The Political Vision was born on the knee of Mr Brown's own father, the Church of Scotland minister Dr John Brown, who lectured his son even as he dandled him in his hands, reminding the wee Gordon of his duty to his fellow man, to remember that many a muckle makes a mickle and - as the Prime Minister himself recalled - "to treat everyone equally" (whether Dr Brown added that "everyone" did not include either young Muslims suspected of terrorism or the super-rich is sadly unknown).
Throughout his time at university, and on into his early life in politics, Gordon was to cleave to his Political Vision. He was often seen parading it in public, whether as editor of The Red Paper on Scotland or as a rising young star of the Labour Shadow Cabinet of the 1980s and early 1990s. Gordon Brown's Political Vision took in all it surveyed: it was for fairness to all, hard work and duty, it stood for the poor against the rich and the downtrodden against the privileged.

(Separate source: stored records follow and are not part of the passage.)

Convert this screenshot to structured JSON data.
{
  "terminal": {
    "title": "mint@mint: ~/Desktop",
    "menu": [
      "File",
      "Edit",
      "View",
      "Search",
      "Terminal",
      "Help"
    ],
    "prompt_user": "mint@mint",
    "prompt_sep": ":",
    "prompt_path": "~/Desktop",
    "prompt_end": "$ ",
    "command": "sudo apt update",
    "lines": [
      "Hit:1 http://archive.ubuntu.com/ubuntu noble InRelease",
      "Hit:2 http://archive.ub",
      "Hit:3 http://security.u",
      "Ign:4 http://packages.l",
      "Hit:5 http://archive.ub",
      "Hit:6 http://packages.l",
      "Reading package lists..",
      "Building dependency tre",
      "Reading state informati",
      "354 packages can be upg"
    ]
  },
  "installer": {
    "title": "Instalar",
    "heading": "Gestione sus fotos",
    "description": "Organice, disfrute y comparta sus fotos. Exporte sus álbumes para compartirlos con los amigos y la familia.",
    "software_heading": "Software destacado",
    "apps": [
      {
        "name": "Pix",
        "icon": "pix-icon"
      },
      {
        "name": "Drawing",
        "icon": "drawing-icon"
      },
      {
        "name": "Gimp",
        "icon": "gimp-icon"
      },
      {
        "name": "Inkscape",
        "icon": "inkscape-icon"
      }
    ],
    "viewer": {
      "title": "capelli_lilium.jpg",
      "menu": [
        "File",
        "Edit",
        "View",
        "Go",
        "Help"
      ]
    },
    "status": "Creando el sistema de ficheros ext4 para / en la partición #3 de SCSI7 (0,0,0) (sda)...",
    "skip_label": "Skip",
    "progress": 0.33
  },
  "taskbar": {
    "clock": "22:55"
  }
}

It was in 1994 that the Political Vision was to suffer the tragic accident that would affect it for the rest of its life, running into the sharp end of Tony Blair's butter knife in the dim lighting of a fashionable North London restaurant. This accident, it would appear, left the Political Vision so hideously scarred that it fled the political stage, leaving it to the rival - we are assured inferior - vision of the young Tony Blair.
For years, Gordon Brown's Political Vision haunted the Labour Party - only bursting from the shadows at Budget time or during the party conference season, when its shocking appearance served both to remind the Labour party of the glories it had once been promised and to send a shiver down the spine of Mr Blair. Indeed, it was only with Mr Blair's own political death - tragically crushed under a large political machine that had somehow worked itself loose - that Mr Brown, and his Political Vision - emerged once more.
The years of isolation had clearly taken their toll. The Political Vision - so long masked from view - turned out to be a pale and paltry thing, little different from the vision of Mr Blair or - indeed - Tory leader David Cameron. As it stepped fully into the light with its first Queen's Speech, Gordon Brown's Political Vision crumbled into a ragbag of bills to detain people without trial, build on green belt and a bit of fiddling round the edges with school leaving ages, waste disposal charges and parental leave, all wholly ununited by any overarching theme.
Gordon Brown's Political Vision will be scattered by a light breeze. Mourners are asked to send donations to offshore tax havens.